### EXERCISE
Write the records below out again. Match them exactly.

[Component data from apps and pages]
________

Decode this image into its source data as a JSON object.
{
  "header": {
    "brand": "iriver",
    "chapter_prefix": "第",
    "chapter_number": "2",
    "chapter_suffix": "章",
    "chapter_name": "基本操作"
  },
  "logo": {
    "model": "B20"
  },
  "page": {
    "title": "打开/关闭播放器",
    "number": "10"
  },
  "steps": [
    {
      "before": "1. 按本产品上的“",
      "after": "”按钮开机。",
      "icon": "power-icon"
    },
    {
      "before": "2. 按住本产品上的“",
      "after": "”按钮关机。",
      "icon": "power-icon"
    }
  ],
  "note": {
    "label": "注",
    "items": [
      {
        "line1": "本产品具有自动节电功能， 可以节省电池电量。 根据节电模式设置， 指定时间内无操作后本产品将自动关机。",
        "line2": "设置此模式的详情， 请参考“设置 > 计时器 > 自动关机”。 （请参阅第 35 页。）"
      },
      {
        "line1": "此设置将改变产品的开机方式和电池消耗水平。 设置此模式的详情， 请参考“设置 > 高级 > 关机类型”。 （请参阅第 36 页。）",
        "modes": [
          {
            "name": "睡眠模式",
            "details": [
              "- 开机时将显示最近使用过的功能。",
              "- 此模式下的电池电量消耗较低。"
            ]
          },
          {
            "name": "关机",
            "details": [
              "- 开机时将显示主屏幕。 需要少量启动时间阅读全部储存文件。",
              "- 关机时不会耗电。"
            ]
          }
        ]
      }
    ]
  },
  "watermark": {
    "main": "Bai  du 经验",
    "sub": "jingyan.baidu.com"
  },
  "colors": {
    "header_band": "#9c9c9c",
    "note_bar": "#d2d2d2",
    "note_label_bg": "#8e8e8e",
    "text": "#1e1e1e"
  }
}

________

### OUTPUT BELOW
Decode this image into its source data as a JSON object.
{
  "header": {
    "brand": "iriver",
    "chapter_prefix": "第",
    "chapter_number": "2",
    "chapter_suffix": "章",
    "chapter_name": "基本操作"
  },
  "logo": {
    "model": "B20"
  },
  "page": {
    "title": "打开/关闭播放器",
    "number": "10"
  },
  "steps": [
    {
      "before": "1. 按本产品上的“",
      "after": "”按钮开机。",
      "icon": "power-icon"
    },
    {
      "before": "2. 按住本产品上的“",
      "after": "”按钮关机。",
      "icon": "power-icon"
    }
  ],
  "note": {
    "label": "注",
    "items": [
      {
        "line1": "本产品具有自动节电功能， 可以节省电池电量。 根据节电模式设置， 指定时间内无操作后本产品将自动关机。",
        "line2": "设置此模式的详情， 请参考“设置 > 计时器 > 自动关机”。 （请参阅第 35 页。）"
      },
      {
        "line1": "此设置将改变产品的开机方式和电池消耗水平。 设置此模式的详情， 请参考“设置 > 高级 > 关机类型”。 （请参阅第 36 页。）",
        "modes": [
          {
            "name": "睡眠模式",
            "details": [
              "- 开机时将显示最近使用过的功能。",
              "- 此模式下的电池电量消耗较低。"
            ]
          },
          {
            "name": "关机",
            "details": [
              "- 开机时将显示主屏幕。 需要少量启动时间阅读全部储存文件。",
              "- 关机时不会耗电。"
            ]
          }
        ]
      }
    ]
  },
  "watermark": {
    "main": "Bai  du 经验",
    "sub": "jingyan.baidu.com"
  },
  "colors": {
    "header_band": "#9c9c9c",
    "note_bar": "#d2d2d2",
    "note_label_bg": "#8e8e8e",
    "text": "#1e1e1e"
  }
}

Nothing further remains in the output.